For an actor, one show really only closes when the next one begins. For me, that will be tonight with the first rehearsal for Ruth, the Vicki Cheatwood play being produced by Kitchen Dog Theater.
Psychologically, I warmed up for it last night by going to see a cast of actors I know in Next Fall (finishing its preview weekend at the Dallas Theater Center) and talking about their work — which was smart and profound and, as all actors know, ever in progress.
This is because while working on a role the work the actors are also forever working on themselves — exploring their own hearts and minds, their abilities to relax and to focus, and the ways that the relentless progress of their personal lives (earning a living, aging, having children, losing loved ones) constantly works on the lives they are living on stage.
Next Fall marks the moving on of Director Trull, who has left The Midwest Trilogy to play a man challenged to tell the truth about his own identity and vulnerability. I suspect Lee has had to ask himself some questions about his own identity — and about the places that desire and shame collide in his own life. Otherwise, his performance would not feel as honest and as unforced as it does. Something in his real life informs and fuels the life he is now living on stage. And vice versa.
In Next Fall. Second Thought Artistic Director Steven Walters has moved on to play a gay man. Steve dates women and sleeps with women (as far as I know), but I suspect that playing the role is teaching him something about how being gay really is like being Steve. That the “gay” is not something outside of himself but inside — and that it’s lessons are not about sexual identity but about the universal experiences of loving what you love and the universal challenge of trusting your loving impulses. ”What I’m saying, I guess, is to trust your feelings,” Bob Birdnow said, “because they can and should guide you.”
Terry Martin, artistic director of WaterTower Theatre and acting teacher/mentor to a number of Dallas actors (present company included), plays a middle-aged man confronted with the spectrum of fear and loss most of us cannot really understand until we are really middle-aged. (Sorry not to be more specific here, but I don’t want to give up anything about the play.) Working at the DTC, he is working free of the professional identity that complicates anything he does at WaterTower. This means that he is also “free” of whatever refuge or distraction that professional identity also generally provides for him.

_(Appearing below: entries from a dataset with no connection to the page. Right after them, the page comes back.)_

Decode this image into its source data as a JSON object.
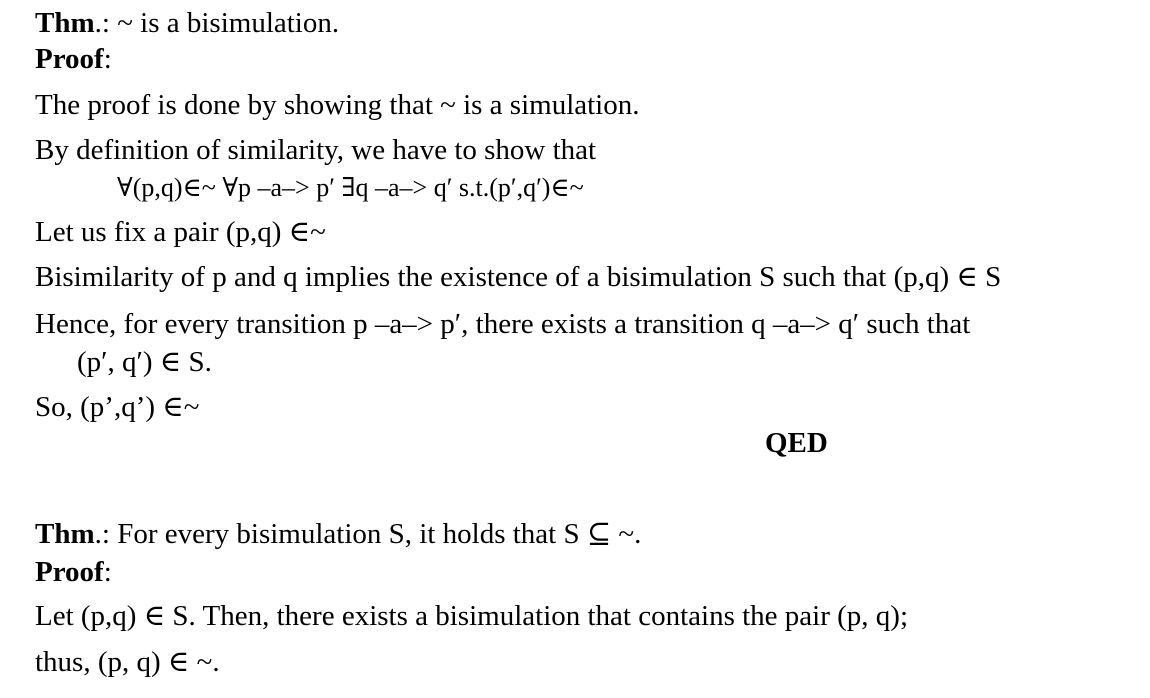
{
  "theorem1": {
    "thm_label": "Thm",
    "thm_colon": ".: ",
    "thm_text": "~ is a bisimulation.",
    "proof_label": "Proof",
    "proof_colon": ":",
    "lines": [
      "The proof is done by showing that ~ is a simulation.",
      "By definition of similarity, we have to show that",
      "∀(p,q)∈~ ∀p –a–> p′ ∃q –a–> q′ s.t.(p′,q′)∈~",
      "Let us fix a pair (p,q) ∈~",
      "Bisimilarity of p and q implies the existence of a bisimulation S such that (p,q) ∈ S",
      "Hence, for every transition p –a–> p′, there exists a transition q –a–> q′ such that",
      "(p′, q′) ∈ S.",
      "So, (p’,q’) ∈~"
    ],
    "qed": "QED"
  },
  "theorem2": {
    "thm_label": "Thm",
    "thm_colon": ".: ",
    "thm_text": "For every bisimulation S, it holds that S ⊆ ~.",
    "proof_label": "Proof",
    "proof_colon": ":",
    "lines": [
      "Let (p,q) ∈ S. Then, there exists a bisimulation that contains the pair (p, q);",
      "thus, (p, q) ∈ ~."
    ]
  }
}
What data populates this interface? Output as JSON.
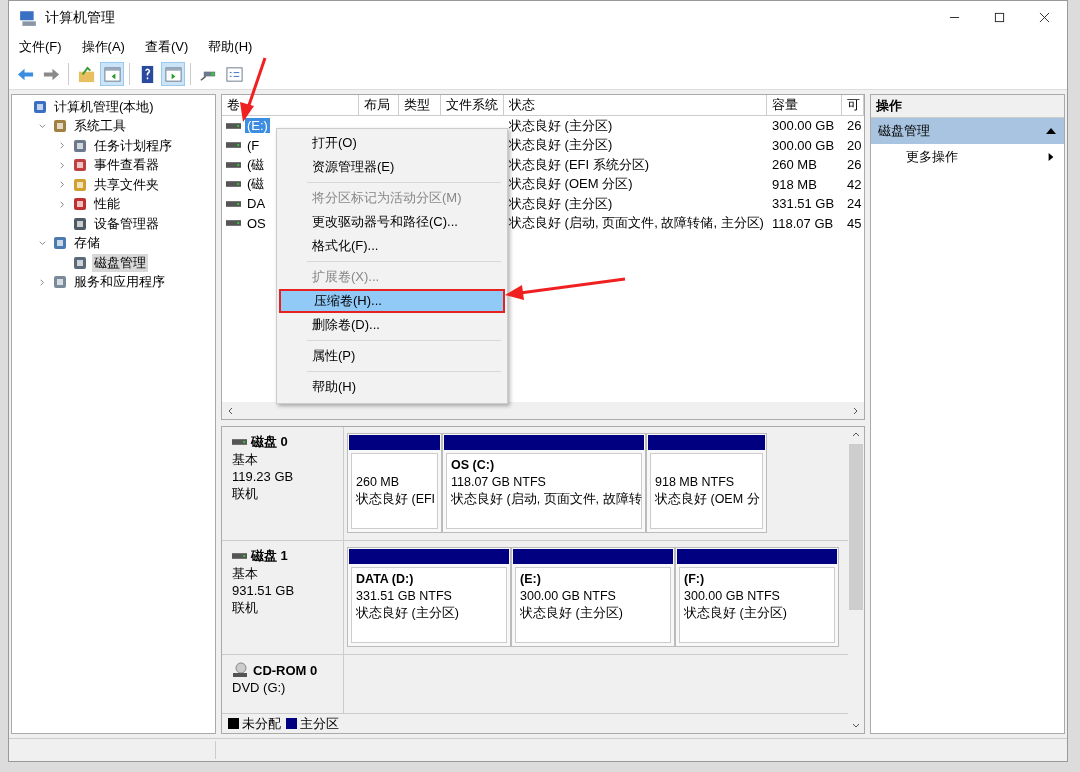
{
  "window": {
    "title": "计算机管理"
  },
  "menu_bar": [
    {
      "label": "文件(F)"
    },
    {
      "label": "操作(A)"
    },
    {
      "label": "查看(V)"
    },
    {
      "label": "帮助(H)"
    }
  ],
  "toolbar": [
    {
      "pressed": false
    },
    {
      "pressed": false
    },
    {
      "pressed": false
    },
    {
      "pressed": true
    },
    {
      "pressed": false
    },
    {
      "pressed": true
    },
    {
      "pressed": false
    },
    {
      "pressed": false
    }
  ],
  "tree": [
    {
      "label": "计算机管理(本地)",
      "selected": false,
      "children": [
        {
          "label": "系统工具",
          "expanded": true,
          "selected": false,
          "children": [
            {
              "label": "任务计划程序",
              "expanded": false,
              "selected": false
            },
            {
              "label": "事件查看器",
              "expanded": false,
              "selected": false
            },
            {
              "label": "共享文件夹",
              "expanded": false,
              "selected": false
            },
            {
              "label": "性能",
              "expanded": false,
              "selected": false
            },
            {
              "label": "设备管理器",
              "selected": false
            }
          ]
        },
        {
          "label": "存储",
          "expanded": true,
          "selected": false,
          "children": [
            {
              "label": "磁盘管理",
              "selected": true
            }
          ]
        },
        {
          "label": "服务和应用程序",
          "expanded": false,
          "selected": false
        }
      ]
    }
  ],
  "table": {
    "columns": [
      "卷",
      "布局",
      "类型",
      "文件系统",
      "状态",
      "容量",
      "可"
    ],
    "rows": [
      {
        "volume": "(E:)",
        "status": "状态良好 (主分区)",
        "capacity": "300.00 GB",
        "free": "26",
        "selected": true
      },
      {
        "volume": "(F",
        "status": "状态良好 (主分区)",
        "capacity": "300.00 GB",
        "free": "20",
        "selected": false
      },
      {
        "volume": "(磁",
        "status": "状态良好 (EFI 系统分区)",
        "capacity": "260 MB",
        "free": "26",
        "selected": false
      },
      {
        "volume": "(磁",
        "status": "状态良好 (OEM 分区)",
        "capacity": "918 MB",
        "free": "42",
        "selected": false
      },
      {
        "volume": "DA",
        "status": "状态良好 (主分区)",
        "capacity": "331.51 GB",
        "free": "24",
        "selected": false
      },
      {
        "volume": "OS",
        "status": "状态良好 (启动, 页面文件, 故障转储, 主分区)",
        "capacity": "118.07 GB",
        "free": "45",
        "selected": false
      }
    ]
  },
  "context_menu": [
    {
      "kind": "item",
      "label": "打开(O)",
      "disabled": false,
      "highlighted": false
    },
    {
      "kind": "item",
      "label": "资源管理器(E)",
      "disabled": false,
      "highlighted": false
    },
    {
      "kind": "separator"
    },
    {
      "kind": "item",
      "label": "将分区标记为活动分区(M)",
      "disabled": true,
      "highlighted": false
    },
    {
      "kind": "item",
      "label": "更改驱动器号和路径(C)...",
      "disabled": false,
      "highlighted": false
    },
    {
      "kind": "item",
      "label": "格式化(F)...",
      "disabled": false,
      "highlighted": false
    },
    {
      "kind": "separator"
    },
    {
      "kind": "item",
      "label": "扩展卷(X)...",
      "disabled": true,
      "highlighted": false
    },
    {
      "kind": "item",
      "label": "压缩卷(H)...",
      "disabled": false,
      "highlighted": true
    },
    {
      "kind": "item",
      "label": "删除卷(D)...",
      "disabled": false,
      "highlighted": false
    },
    {
      "kind": "separator"
    },
    {
      "kind": "item",
      "label": "属性(P)",
      "disabled": false,
      "highlighted": false
    },
    {
      "kind": "separator"
    },
    {
      "kind": "item",
      "label": "帮助(H)",
      "disabled": false,
      "highlighted": false
    }
  ],
  "disks": [
    {
      "kind": "disk",
      "name": "磁盘 0",
      "type": "基本",
      "size": "119.23 GB",
      "state": "联机",
      "partitions": [
        {
          "size": "260 MB",
          "status": "状态良好 (EFI"
        },
        {
          "name": "OS  (C:)",
          "size": "118.07 GB NTFS",
          "status": "状态良好 (启动, 页面文件, 故障转"
        },
        {
          "size": "918 MB NTFS",
          "status": "状态良好 (OEM 分"
        }
      ]
    },
    {
      "kind": "disk",
      "name": "磁盘 1",
      "type": "基本",
      "size": "931.51 GB",
      "state": "联机",
      "partitions": [
        {
          "name": "DATA  (D:)",
          "size": "331.51 GB NTFS",
          "status": "状态良好 (主分区)"
        },
        {
          "name": "(E:)",
          "size": "300.00 GB NTFS",
          "status": "状态良好 (主分区)"
        },
        {
          "name": "(F:)",
          "size": "300.00 GB NTFS",
          "status": "状态良好 (主分区)"
        }
      ]
    },
    {
      "kind": "cdrom",
      "name": "CD-ROM 0",
      "type": "DVD (G:)"
    }
  ],
  "legend": [
    {
      "label": "未分配",
      "color": "#000000"
    },
    {
      "label": "主分区",
      "color": "#000080"
    }
  ],
  "actions": {
    "header": "操作",
    "section": {
      "label": "磁盘管理",
      "expanded": true
    },
    "items": [
      {
        "label": "更多操作"
      }
    ]
  }
}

He is not Artistic Director Terry or Teacher Terry. He is, finally, just middle-aged Terry. I suspect the role is teaching him something about being middle-aged and about the relentlessness of the “letting go’s” that go along with that. And in requiring him to be so vulnerably middle-aged, it is requiring him to be vulnerably himself.

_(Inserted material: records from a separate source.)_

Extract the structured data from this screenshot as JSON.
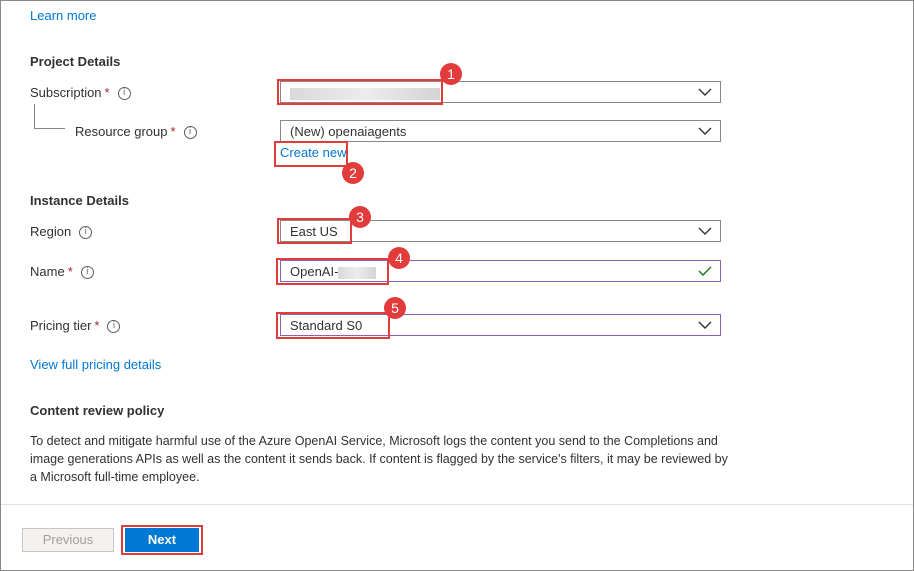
{
  "links": {
    "learn_more": "Learn more",
    "create_new": "Create new",
    "pricing_details": "View full pricing details"
  },
  "project": {
    "heading": "Project Details",
    "subscription_label": "Subscription",
    "subscription_value": "",
    "resource_group_label": "Resource group",
    "resource_group_value": "(New) openaiagents"
  },
  "instance": {
    "heading": "Instance Details",
    "region_label": "Region",
    "region_value": "East US",
    "name_label": "Name",
    "name_value": "OpenAI-",
    "pricing_label": "Pricing tier",
    "pricing_value": "Standard S0"
  },
  "policy": {
    "heading": "Content review policy",
    "text": "To detect and mitigate harmful use of the Azure OpenAI Service, Microsoft logs the content you send to the Completions and image generations APIs as well as the content it sends back. If content is flagged by the service's filters, it may be reviewed by a Microsoft full-time employee."
  },
  "required_marker": "*",
  "info_glyph": "i",
  "badges": [
    "1",
    "2",
    "3",
    "4",
    "5"
  ],
  "buttons": {
    "previous": "Previous",
    "next": "Next"
  },
  "colors": {
    "link": "#0078d4",
    "highlight": "#e23b3b",
    "primary": "#0078d4",
    "valid": "#107c10"
  },
  "icons": [
    "info-icon",
    "chevron-down-icon",
    "checkmark-icon"
  ]
}
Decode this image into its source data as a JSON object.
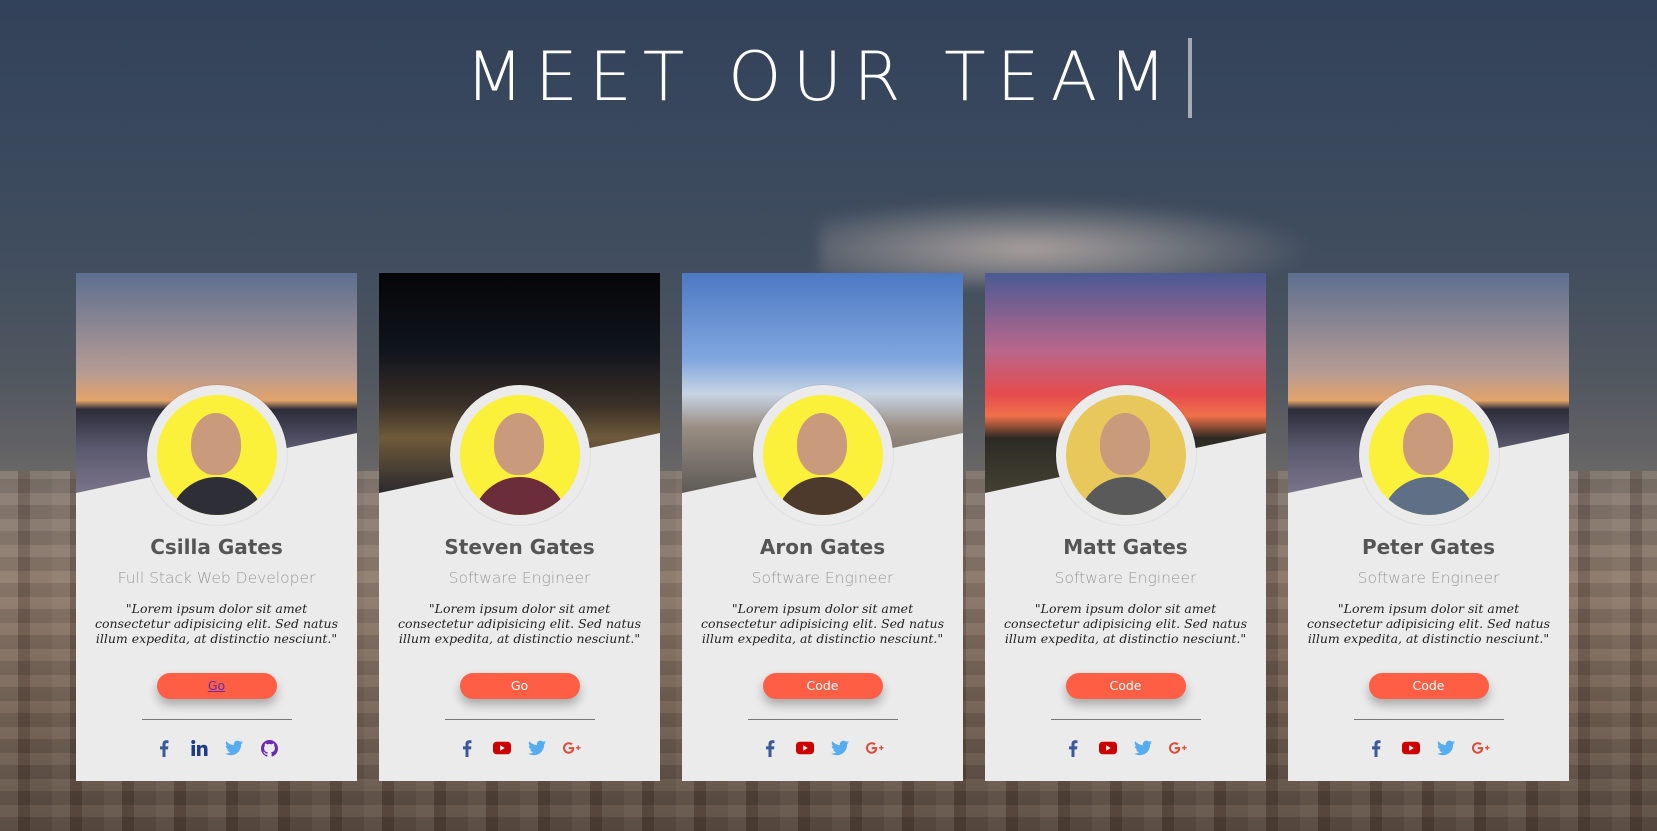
{
  "page": {
    "title": "MEET OUR TEAM"
  },
  "colors": {
    "accent": "#fd5e44",
    "card_bg": "#ebebeb",
    "avatar_bg": "#fbf03a",
    "facebook": "#3b5998",
    "linkedin": "#1f3c88",
    "twitter": "#55acee",
    "github": "#6a2bb0",
    "youtube": "#cc0000",
    "gplus": "#dd4b39"
  },
  "team": [
    {
      "name": "Csilla Gates",
      "role": "Full Stack Web Developer",
      "quote": "\"Lorem ipsum dolor sit amet consectetur adipisicing elit. Sed natus illum expedita, at distinctio nesciunt.\"",
      "button": "Go",
      "socials": [
        "facebook-icon",
        "linkedin-icon",
        "twitter-icon",
        "github-icon"
      ]
    },
    {
      "name": "Steven Gates",
      "role": "Software Engineer",
      "quote": "\"Lorem ipsum dolor sit amet consectetur adipisicing elit. Sed natus illum expedita, at distinctio nesciunt.\"",
      "button": "Go",
      "socials": [
        "facebook-icon",
        "youtube-icon",
        "twitter-icon",
        "google-plus-icon"
      ]
    },
    {
      "name": "Aron Gates",
      "role": "Software Engineer",
      "quote": "\"Lorem ipsum dolor sit amet consectetur adipisicing elit. Sed natus illum expedita, at distinctio nesciunt.\"",
      "button": "Code",
      "socials": [
        "facebook-icon",
        "youtube-icon",
        "twitter-icon",
        "google-plus-icon"
      ]
    },
    {
      "name": "Matt Gates",
      "role": "Software Engineer",
      "quote": "\"Lorem ipsum dolor sit amet consectetur adipisicing elit. Sed natus illum expedita, at distinctio nesciunt.\"",
      "button": "Code",
      "socials": [
        "facebook-icon",
        "youtube-icon",
        "twitter-icon",
        "google-plus-icon"
      ]
    },
    {
      "name": "Peter Gates",
      "role": "Software Engineer",
      "quote": "\"Lorem ipsum dolor sit amet consectetur adipisicing elit. Sed natus illum expedita, at distinctio nesciunt.\"",
      "button": "Code",
      "socials": [
        "facebook-icon",
        "youtube-icon",
        "twitter-icon",
        "google-plus-icon"
      ]
    }
  ]
}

Watching these actors work — and listening to them talk about the work — invites the rest of us to honestly consider how these things are true about ourselves. The actors obtain the power to do this by preceding us and asking how these things are true about them, and then having the courage to channel the answers through the characters they must bring to life on the stage. The phrase “bring to life” is a good one because it feels close to what the actors really do. It is not infusing a fiction with life so much as it is bringing the fiction to the experience of their own lives. Somehow then the fiction and their lives — and ours — all get bigger.

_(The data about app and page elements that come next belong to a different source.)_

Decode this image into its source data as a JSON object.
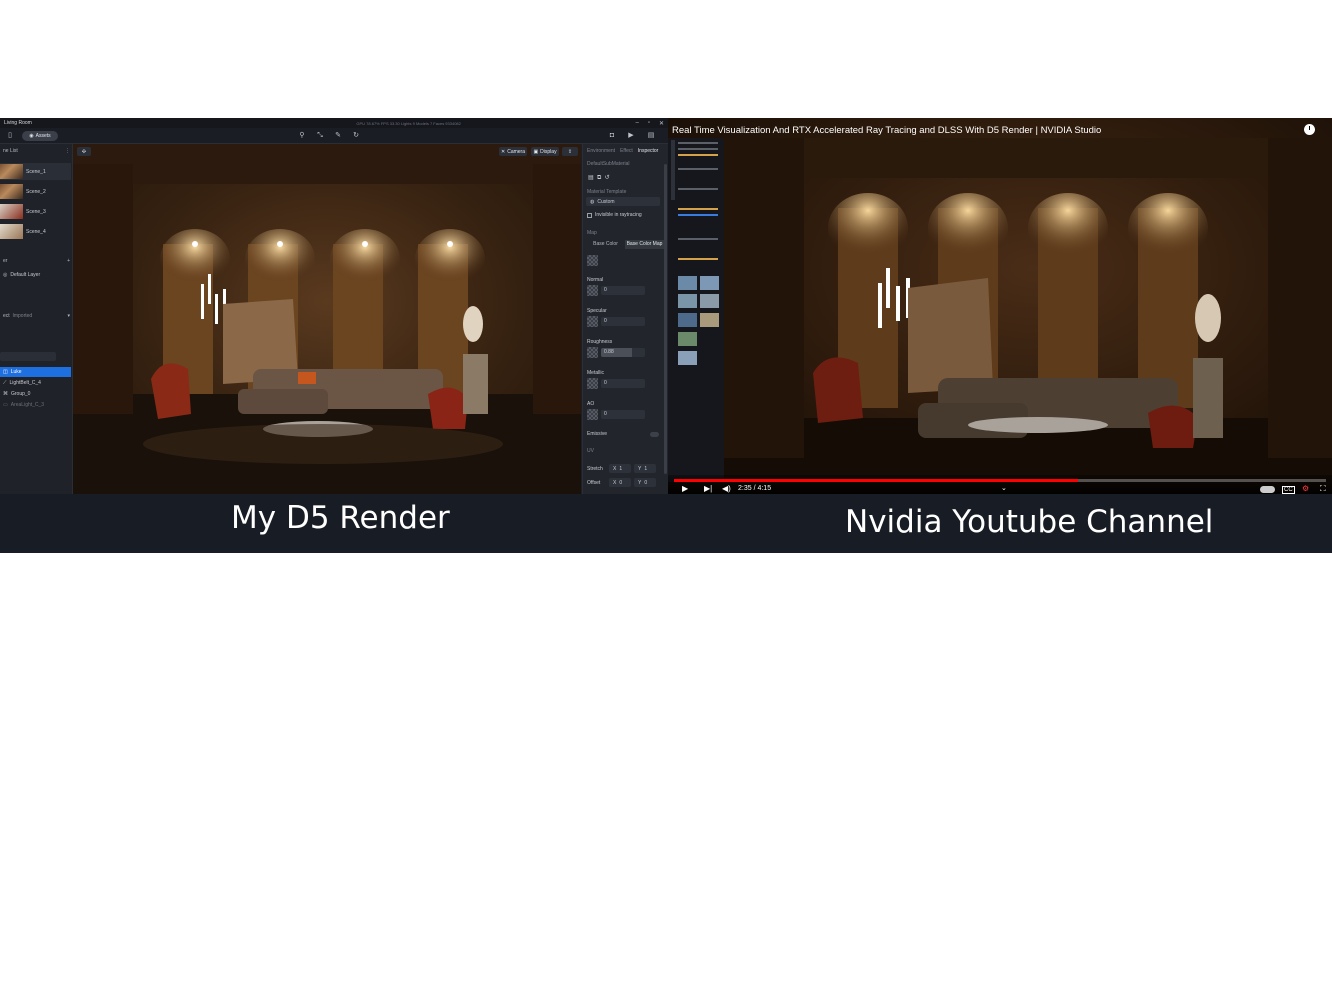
{
  "d5": {
    "window_title": "Living Room",
    "stats": "GPU 78.67%    FPS 33.30    Lights 9    Models 7    Faces 9334082",
    "assets_label": "Assets",
    "scene_list_label": "ne List",
    "scenes": [
      "Scene_1",
      "Scene_2",
      "Scene_3",
      "Scene_4"
    ],
    "layer_label": "er",
    "default_layer": "Default Layer",
    "object_tabs": [
      "ect",
      "Imported"
    ],
    "objects": [
      "Luke",
      "LightBelt_C_4",
      "Group_0",
      "AreaLight_C_3"
    ],
    "viewport_buttons": [
      "Camera",
      "Display"
    ],
    "inspector": {
      "tabs": [
        "Environment",
        "Effect",
        "Inspector"
      ],
      "material_name": "DefaultSubMaterial",
      "template_label": "Material Template",
      "template_value": "Custom",
      "invisible_label": "Invisible in raytracing",
      "map_label": "Map",
      "map_tabs": [
        "Base Color",
        "Base Color Map"
      ],
      "normal_label": "Normal",
      "normal_value": "0",
      "specular_label": "Specular",
      "specular_value": "0",
      "roughness_label": "Roughness",
      "roughness_value": "0.88",
      "metallic_label": "Metallic",
      "metallic_value": "0",
      "ao_label": "AO",
      "ao_value": "0",
      "emissive_label": "Emissive",
      "uv_label": "UV",
      "stretch_label": "Stretch",
      "stretch_x": "1",
      "stretch_y": "1",
      "offset_label": "Offset",
      "offset_x": "0",
      "offset_y": "0"
    }
  },
  "youtube": {
    "title": "Real Time Visualization And RTX Accelerated Ray Tracing and DLSS With D5 Render | NVIDIA Studio",
    "time": "2:35 / 4:15",
    "progress_fraction": 0.62,
    "buffered_fraction": 0.62
  },
  "captions": {
    "left": "My D5 Render",
    "right": "Nvidia Youtube Channel"
  },
  "colors": {
    "selection_blue": "#1e6fe0",
    "youtube_red": "#ff0000"
  }
}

Bob Birdnow made my life and the lives of his audiences bigger by demanding that we consider a question about our “greatest self.” And then, suddenly, it was time to mark the lesson and move on. After the last performance, I couldn’t get the lyrics from Stephen Sondheim’s Moments out of my head:
Let the moment go..
Don’t forget it for a moment, though.
Just remembering you had an ‘and,’ when you’re back to ‘or,’
Makes the ‘or’ mean more than it did before.
Now I understand—
And it’s time to leave the woods.
Let it go. Leave the woods. Move on.
Just keep moving on
Anything you do
Let it come from you
Then it will be new
Give us more to see…
Thanks, Bob. On to Ruth. More to see…